Monday, 25 July 2011

Emotions wheel

Could be useful.


Wednesday, 13 July 2011

Japanese Arcades Target Seniors

In light of the falling birth rate, Japanese game centers are targeting older people.

A British site that goes beyond AirBnB - rent space for people to camp in your garden!


PeopleTowels aim to get you to carry a flannel with you to try your hands instead of using paper towels. Rather falls down when you think about needing to let it dry - they suggest clipping it to your bag.


Cleancut Dispenser - use less kitchen towel!

The Cleancut Dispenser takes any brand of kitchen towel and dispenses it automatically in small strips so you use less!

Metromint Waters - with chill factors

Bottles come marked with 'chill factors' varying with strength of mint flavour
(e.g. peppermint = -9 degrees, lemonmint = -4 degrees)


Go Smile - AM and PM toothpaste set

Premium toothpaste with essential oils to wake you in the morning and soothe you at night.

Image source:

Sainsbury's Advertising on Milk Cartons

Spotted 13/7/11.

Monday, 11 July 2011

Virtual Tesco on Korean underground platforms

Tesco (known locally as Home Plus) boosted online sales by constructing a virtual store on a train platform. It looks like photos of the aisles in a store, and you shop by scanning QR codes on products.

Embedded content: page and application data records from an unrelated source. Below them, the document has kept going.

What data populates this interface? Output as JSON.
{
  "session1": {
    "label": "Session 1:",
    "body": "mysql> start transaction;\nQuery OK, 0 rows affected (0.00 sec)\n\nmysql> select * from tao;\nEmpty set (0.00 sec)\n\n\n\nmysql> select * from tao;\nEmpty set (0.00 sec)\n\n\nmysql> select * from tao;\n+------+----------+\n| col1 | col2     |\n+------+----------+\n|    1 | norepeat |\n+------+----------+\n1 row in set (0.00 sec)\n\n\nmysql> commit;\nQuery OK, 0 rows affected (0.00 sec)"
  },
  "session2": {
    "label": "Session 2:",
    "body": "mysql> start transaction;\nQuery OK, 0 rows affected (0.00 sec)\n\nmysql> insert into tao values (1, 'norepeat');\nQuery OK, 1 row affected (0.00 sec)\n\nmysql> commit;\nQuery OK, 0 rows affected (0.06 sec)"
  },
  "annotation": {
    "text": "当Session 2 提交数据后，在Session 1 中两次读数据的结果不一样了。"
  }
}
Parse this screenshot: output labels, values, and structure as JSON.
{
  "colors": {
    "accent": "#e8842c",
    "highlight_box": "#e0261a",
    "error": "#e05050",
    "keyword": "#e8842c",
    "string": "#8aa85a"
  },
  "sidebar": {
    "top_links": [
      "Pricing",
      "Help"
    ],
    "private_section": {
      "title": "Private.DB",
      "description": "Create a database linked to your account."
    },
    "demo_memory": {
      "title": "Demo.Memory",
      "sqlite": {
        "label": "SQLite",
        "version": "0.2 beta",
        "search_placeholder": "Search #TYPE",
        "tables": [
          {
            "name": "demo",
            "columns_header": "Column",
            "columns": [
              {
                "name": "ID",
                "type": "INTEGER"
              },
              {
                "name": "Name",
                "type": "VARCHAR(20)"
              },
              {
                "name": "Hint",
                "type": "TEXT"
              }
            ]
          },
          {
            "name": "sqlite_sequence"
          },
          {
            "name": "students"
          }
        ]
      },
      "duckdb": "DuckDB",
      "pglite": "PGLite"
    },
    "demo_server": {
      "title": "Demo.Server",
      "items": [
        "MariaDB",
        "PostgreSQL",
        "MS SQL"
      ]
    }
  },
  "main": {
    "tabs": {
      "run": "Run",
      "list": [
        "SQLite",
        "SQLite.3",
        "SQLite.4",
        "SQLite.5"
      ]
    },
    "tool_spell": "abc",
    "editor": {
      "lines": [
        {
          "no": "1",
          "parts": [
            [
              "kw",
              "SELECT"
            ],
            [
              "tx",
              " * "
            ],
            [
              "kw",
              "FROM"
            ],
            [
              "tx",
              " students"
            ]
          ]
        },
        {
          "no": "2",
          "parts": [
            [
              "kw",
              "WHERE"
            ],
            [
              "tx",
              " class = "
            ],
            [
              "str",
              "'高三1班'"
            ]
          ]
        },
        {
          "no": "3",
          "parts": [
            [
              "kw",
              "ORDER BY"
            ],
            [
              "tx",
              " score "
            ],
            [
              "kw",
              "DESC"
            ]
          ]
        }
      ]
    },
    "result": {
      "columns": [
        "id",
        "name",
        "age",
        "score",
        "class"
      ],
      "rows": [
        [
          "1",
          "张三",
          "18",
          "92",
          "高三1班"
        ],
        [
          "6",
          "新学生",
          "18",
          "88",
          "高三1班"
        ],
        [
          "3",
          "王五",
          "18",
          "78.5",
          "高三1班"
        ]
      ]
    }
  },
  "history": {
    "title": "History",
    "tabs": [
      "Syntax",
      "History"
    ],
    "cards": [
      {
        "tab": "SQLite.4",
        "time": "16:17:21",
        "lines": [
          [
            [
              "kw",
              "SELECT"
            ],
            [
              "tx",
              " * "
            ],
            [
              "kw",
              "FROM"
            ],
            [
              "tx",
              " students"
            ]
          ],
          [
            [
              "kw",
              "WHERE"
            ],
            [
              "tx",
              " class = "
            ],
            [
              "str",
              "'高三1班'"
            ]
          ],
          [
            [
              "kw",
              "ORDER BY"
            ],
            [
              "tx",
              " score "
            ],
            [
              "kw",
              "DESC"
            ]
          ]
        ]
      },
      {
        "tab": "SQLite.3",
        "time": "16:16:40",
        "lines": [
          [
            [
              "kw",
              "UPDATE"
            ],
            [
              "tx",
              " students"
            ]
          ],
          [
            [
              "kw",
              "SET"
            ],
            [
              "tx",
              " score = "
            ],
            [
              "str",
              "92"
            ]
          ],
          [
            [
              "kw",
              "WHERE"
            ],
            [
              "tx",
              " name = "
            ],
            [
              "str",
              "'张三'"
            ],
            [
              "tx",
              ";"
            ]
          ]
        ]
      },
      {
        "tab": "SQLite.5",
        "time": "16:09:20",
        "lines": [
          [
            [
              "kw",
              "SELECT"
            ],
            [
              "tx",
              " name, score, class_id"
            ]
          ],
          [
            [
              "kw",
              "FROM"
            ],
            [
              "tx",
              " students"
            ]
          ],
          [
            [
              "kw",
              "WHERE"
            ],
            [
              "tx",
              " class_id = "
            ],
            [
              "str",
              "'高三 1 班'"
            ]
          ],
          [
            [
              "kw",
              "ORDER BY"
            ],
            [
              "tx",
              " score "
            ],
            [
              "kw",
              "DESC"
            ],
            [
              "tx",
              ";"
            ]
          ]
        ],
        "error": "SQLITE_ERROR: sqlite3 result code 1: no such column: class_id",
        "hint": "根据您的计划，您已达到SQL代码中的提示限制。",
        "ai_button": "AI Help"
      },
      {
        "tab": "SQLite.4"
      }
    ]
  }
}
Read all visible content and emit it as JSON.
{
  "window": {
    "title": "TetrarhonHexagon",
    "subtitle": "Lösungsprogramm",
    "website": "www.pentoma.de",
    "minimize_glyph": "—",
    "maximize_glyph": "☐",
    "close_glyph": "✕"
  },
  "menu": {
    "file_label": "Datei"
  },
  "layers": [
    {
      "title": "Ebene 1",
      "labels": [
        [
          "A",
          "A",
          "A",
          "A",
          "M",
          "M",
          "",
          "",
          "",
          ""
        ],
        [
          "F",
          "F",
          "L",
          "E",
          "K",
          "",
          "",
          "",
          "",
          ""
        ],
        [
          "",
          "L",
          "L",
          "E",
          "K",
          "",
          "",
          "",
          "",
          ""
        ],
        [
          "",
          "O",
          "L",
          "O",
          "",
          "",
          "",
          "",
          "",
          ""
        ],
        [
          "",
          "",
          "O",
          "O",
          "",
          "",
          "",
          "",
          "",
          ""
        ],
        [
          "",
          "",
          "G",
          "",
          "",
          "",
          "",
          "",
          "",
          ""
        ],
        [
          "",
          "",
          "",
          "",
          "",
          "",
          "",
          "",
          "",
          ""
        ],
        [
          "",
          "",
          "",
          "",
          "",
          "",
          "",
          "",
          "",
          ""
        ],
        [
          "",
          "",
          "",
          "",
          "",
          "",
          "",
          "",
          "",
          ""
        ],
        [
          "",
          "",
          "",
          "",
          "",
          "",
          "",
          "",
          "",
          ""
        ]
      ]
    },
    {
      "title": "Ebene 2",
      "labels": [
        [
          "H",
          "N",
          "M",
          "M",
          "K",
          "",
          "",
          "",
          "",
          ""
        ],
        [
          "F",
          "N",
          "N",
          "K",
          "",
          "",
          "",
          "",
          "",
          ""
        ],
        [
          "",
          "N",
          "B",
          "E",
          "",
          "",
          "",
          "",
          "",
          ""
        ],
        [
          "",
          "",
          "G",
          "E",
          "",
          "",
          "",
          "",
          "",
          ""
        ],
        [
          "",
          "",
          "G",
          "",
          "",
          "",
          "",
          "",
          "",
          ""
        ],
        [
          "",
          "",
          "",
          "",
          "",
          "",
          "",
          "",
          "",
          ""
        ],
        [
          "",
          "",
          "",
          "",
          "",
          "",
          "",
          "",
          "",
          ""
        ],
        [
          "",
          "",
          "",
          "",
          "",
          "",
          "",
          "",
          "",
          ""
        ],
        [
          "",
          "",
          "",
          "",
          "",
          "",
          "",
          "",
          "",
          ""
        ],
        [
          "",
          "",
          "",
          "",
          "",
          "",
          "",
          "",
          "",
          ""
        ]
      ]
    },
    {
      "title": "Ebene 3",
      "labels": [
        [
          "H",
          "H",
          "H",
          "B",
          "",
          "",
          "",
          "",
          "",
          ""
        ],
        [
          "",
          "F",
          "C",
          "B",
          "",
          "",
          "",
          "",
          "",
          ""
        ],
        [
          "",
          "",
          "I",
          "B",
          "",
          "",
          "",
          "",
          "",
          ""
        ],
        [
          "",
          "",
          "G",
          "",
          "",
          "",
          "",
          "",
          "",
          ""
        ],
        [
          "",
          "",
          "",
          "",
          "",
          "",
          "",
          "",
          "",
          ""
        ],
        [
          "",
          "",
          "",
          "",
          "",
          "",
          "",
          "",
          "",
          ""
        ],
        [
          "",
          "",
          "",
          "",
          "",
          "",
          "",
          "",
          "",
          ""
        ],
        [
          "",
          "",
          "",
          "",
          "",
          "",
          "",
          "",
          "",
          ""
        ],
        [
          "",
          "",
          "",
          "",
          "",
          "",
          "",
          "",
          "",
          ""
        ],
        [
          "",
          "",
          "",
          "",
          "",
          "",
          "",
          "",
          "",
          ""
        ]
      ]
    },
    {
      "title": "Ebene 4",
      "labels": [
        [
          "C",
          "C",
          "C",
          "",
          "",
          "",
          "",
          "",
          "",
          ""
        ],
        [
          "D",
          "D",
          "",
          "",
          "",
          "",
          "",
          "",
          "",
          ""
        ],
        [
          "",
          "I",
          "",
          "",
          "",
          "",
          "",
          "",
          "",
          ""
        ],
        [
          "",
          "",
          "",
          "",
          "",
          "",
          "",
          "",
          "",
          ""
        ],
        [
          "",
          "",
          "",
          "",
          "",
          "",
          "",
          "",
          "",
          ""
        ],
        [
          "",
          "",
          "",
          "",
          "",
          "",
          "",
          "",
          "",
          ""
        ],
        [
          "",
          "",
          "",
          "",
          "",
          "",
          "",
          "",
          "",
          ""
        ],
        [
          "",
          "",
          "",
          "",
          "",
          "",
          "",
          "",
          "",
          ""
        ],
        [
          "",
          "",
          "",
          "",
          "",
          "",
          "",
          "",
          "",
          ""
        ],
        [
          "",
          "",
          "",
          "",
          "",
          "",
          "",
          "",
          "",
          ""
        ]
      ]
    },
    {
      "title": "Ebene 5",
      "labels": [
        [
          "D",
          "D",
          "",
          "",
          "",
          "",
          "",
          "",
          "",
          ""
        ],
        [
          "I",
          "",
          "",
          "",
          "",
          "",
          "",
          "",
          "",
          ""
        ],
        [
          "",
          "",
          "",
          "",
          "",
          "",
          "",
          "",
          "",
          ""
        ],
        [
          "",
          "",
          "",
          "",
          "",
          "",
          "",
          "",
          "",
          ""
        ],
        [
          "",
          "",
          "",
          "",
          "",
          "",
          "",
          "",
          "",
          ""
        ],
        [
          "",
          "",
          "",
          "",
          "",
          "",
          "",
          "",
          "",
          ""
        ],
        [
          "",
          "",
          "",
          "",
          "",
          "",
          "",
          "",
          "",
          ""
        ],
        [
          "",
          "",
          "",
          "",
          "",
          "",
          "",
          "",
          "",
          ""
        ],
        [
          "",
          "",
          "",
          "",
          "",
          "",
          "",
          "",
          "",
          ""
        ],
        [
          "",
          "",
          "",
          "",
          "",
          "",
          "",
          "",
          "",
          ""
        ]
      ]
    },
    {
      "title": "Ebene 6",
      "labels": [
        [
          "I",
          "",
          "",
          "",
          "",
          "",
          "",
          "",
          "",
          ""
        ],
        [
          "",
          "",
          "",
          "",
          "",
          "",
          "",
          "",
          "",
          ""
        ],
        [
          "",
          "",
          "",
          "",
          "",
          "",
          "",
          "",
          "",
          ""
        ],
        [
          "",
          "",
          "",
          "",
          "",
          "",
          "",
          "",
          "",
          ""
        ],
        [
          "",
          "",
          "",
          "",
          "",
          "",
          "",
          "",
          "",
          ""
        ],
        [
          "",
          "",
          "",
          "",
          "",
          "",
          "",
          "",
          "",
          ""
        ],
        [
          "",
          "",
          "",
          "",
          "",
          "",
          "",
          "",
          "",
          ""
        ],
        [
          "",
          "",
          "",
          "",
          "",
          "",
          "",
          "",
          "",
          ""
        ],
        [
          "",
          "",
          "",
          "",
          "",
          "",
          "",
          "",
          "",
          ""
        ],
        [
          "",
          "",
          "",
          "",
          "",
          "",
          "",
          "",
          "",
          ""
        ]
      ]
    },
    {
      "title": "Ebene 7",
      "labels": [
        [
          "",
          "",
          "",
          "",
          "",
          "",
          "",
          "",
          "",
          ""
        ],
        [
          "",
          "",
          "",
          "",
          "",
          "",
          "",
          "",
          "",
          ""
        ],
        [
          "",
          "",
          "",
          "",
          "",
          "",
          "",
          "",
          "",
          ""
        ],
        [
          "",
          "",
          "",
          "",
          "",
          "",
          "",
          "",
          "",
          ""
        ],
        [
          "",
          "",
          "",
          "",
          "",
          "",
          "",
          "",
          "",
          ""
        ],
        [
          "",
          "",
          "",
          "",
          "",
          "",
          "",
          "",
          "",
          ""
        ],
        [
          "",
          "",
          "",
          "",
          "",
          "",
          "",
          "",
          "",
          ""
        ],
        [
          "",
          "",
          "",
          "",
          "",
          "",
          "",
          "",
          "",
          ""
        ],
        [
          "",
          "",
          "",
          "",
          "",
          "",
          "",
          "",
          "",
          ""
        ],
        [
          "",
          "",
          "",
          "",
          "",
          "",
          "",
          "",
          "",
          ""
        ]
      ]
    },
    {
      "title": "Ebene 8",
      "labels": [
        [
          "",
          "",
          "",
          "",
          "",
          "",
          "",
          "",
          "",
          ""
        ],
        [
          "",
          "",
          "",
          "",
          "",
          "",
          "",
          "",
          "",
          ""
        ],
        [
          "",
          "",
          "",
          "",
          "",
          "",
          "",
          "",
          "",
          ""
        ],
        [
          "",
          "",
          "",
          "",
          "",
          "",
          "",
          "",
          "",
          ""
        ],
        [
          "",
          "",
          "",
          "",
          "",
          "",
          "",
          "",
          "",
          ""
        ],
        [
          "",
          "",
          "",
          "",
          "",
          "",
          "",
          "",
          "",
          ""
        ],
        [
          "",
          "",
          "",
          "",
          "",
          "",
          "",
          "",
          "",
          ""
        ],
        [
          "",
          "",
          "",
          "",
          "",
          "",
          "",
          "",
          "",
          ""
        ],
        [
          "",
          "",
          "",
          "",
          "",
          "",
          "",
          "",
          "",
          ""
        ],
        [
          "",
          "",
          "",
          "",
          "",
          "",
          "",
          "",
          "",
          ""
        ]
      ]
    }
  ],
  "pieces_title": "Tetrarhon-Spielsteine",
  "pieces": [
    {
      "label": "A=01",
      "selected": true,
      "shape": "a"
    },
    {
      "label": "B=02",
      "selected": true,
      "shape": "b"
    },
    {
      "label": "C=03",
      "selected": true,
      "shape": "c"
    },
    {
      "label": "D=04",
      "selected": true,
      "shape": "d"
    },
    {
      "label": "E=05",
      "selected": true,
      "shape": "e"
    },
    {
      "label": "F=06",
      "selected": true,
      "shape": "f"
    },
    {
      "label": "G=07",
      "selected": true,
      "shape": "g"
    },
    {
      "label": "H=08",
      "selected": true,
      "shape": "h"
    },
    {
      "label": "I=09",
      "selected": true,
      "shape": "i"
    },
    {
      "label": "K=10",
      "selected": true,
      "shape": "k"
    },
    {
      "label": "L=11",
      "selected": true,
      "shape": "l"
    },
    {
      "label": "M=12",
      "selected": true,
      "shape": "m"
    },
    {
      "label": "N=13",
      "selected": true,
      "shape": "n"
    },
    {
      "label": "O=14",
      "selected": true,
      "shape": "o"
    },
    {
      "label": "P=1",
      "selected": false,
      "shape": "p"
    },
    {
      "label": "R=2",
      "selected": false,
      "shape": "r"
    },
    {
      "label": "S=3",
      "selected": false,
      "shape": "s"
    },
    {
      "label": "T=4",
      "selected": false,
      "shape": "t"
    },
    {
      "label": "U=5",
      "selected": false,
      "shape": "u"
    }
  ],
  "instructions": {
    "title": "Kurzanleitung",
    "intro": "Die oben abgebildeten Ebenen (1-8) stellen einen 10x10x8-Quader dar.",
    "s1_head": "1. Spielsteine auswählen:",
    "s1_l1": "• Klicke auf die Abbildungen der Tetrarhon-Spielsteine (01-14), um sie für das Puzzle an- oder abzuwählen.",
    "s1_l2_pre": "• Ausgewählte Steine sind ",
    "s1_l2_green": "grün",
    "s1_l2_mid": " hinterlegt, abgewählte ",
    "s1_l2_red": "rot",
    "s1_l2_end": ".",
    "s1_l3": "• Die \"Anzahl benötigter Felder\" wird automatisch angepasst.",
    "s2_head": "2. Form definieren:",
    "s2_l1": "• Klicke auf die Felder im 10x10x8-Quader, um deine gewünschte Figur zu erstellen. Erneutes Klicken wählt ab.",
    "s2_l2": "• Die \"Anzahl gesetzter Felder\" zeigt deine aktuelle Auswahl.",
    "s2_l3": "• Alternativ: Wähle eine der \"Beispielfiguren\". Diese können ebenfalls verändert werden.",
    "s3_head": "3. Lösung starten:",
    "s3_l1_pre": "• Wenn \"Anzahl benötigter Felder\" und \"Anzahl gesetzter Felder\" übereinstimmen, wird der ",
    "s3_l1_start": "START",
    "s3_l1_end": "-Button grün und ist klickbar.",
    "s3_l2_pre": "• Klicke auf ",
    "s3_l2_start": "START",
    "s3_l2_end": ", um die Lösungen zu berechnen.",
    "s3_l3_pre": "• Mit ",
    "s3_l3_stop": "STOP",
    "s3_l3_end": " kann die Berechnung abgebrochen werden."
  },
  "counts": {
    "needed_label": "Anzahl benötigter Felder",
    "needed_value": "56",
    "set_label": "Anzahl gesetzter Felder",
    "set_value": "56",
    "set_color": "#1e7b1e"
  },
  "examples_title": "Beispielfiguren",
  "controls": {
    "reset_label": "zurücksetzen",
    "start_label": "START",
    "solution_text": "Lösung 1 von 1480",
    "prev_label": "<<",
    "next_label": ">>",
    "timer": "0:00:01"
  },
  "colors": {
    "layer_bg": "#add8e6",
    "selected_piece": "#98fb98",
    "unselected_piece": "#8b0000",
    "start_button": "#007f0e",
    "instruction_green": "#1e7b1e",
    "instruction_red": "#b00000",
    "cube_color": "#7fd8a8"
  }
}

Update: Ocado are going to be trying a similar 'shopping wall' idea in London.

Sources & more info:

Monday, 4 July 2011

Yo! Sushi

- Was a sensation when they first brought conveyor belt sushi to the UK in 1997.
- Gave many people their first taste of sushi.
- Made it easier for people to choose food they were often a bit anxious about eating (raw!) by letting them just pick up what looked good.
- Even today how often are you in a restaurant when you see someone else has ordered something that looks better that what you get?



For most people booking a hotel is a pretty anxious experience – it can make or break a holiday. TripAdvisor makes it easier for you to make the right choice.

As at May 2011:
45 million reviews.
50m monthly uniques.

Currently in the process of being spun off by Expedia Inc.


Hampton Inn Clock-Radio

Hampton Inn have 1,800 hotels in US, Mexico, Latin America and Europe.

Hilton's Hampton Inn hotels launched their 'Make it Hampton' research project in 2004 aimed at creating a more standout customer experience for their core mid-market business travellers. As a result they came up with many small improvements to the overall experience. They found that some of the key anxieties were:
  • Getting shower water all over the bathroom floor.
  • Not being able to set the alarm clock confidently, and hence not getting a good night's sleep knowing they'd be woken up. In turn this led to more requests for labour-intensive wake-up calls.
In response they sorted out a leak-proof shower curtain with a curved rod, and went in search for an easier to use clock-radio. But they didn't find one, so instead had to invent their own (in partnership with Hotel Technologies). Not only did they create the foolproof alarm, but they also added buttons for different genres of music and news, which are preset to the relevant local stations. The alarm is a 'single day alarm' you can't be woken by the alarm from the previous guest.

In total Make it Hampton resulted in 120 upgrades, including a free hot breakfast (with a to-go option), and free high-speed Internet in every room.

The latest version of the radios have now been rolled out across other Hilton brands. Operationally, the clocks arrive with the time and date set by the manufacturer. Local staff just have to adjust for time zone. Daylight savings time is changed with a simple switch on the back.

These innovations put them in a good position as the recession hit, and corporate started abandoning full-service hotels for mid-level brands. Hampton are now the leader in mid-level hotels (, Jan 2011).


Sunday, 3 July 2011

Lloyds TSB Save the Change account - Nudge in action

Lloyds TSB have an account called Save the Change that rounds up each debit card to the nearest pound and deposits it in a savings account.

Copied from a US account? In any case, nudge economics in actions.

According to Datamonitor it was a hit (but you have to pay £5k to see the figures):

460,000 had opened an account according to a Lloyds publication in late 2010: